__TRY IT__: When a picture appears in the listing, leave it out and copy the rest exactly as it stands.

__STUDY MATERIAL__:
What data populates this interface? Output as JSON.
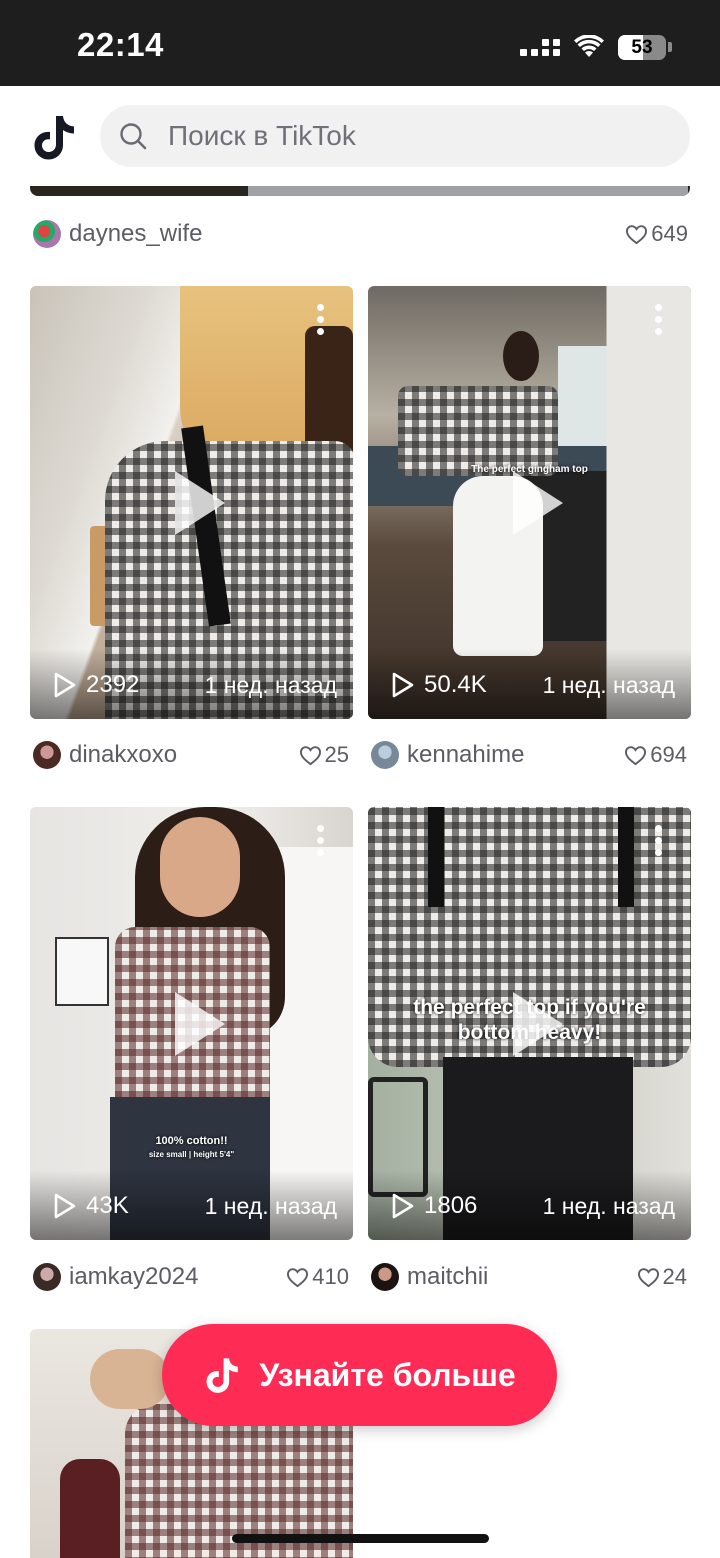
{
  "status_bar": {
    "time": "22:14",
    "battery": "53"
  },
  "search": {
    "placeholder": "Поиск в TikTok"
  },
  "colors": {
    "accent": "#fe2c55",
    "status_bg": "#1e1e1e"
  },
  "top_item": {
    "username": "daynes_wife",
    "likes": "649"
  },
  "videos": [
    {
      "username": "dinakxoxo",
      "likes": "25",
      "views": "2392",
      "date": "1 нед. назад",
      "overlay": ""
    },
    {
      "username": "kennahime",
      "likes": "694",
      "views": "50.4K",
      "date": "1 нед. назад",
      "overlay": "The perfect gingham top"
    },
    {
      "username": "iamkay2024",
      "likes": "410",
      "views": "43K",
      "date": "1 нед. назад",
      "overlay": "100% cotton!!",
      "overlay2": "size small | height 5'4\""
    },
    {
      "username": "maitchii",
      "likes": "24",
      "views": "1806",
      "date": "1 нед. назад",
      "overlay": "the perfect top if you're bottom heavy!"
    }
  ],
  "cta": {
    "label": "Узнайте больше"
  },
  "icons": [
    "tiktok-logo-icon",
    "search-icon",
    "heart-icon",
    "play-icon",
    "more-vertical-icon",
    "wifi-icon",
    "signal-icon",
    "battery-icon"
  ]
}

__ANSWER SECTION__:
What data populates this interface? Output as JSON.
{
  "status_bar": {
    "time": "22:14",
    "battery": "53"
  },
  "search": {
    "placeholder": "Поиск в TikTok"
  },
  "colors": {
    "accent": "#fe2c55",
    "status_bg": "#1e1e1e"
  },
  "top_item": {
    "username": "daynes_wife",
    "likes": "649"
  },
  "videos": [
    {
      "username": "dinakxoxo",
      "likes": "25",
      "views": "2392",
      "date": "1 нед. назад",
      "overlay": ""
    },
    {
      "username": "kennahime",
      "likes": "694",
      "views": "50.4K",
      "date": "1 нед. назад",
      "overlay": "The perfect gingham top"
    },
    {
      "username": "iamkay2024",
      "likes": "410",
      "views": "43K",
      "date": "1 нед. назад",
      "overlay": "100% cotton!!",
      "overlay2": "size small | height 5'4\""
    },
    {
      "username": "maitchii",
      "likes": "24",
      "views": "1806",
      "date": "1 нед. назад",
      "overlay": "the perfect top if you're bottom heavy!"
    }
  ],
  "cta": {
    "label": "Узнайте больше"
  },
  "icons": [
    "tiktok-logo-icon",
    "search-icon",
    "heart-icon",
    "play-icon",
    "more-vertical-icon",
    "wifi-icon",
    "signal-icon",
    "battery-icon"
  ]
}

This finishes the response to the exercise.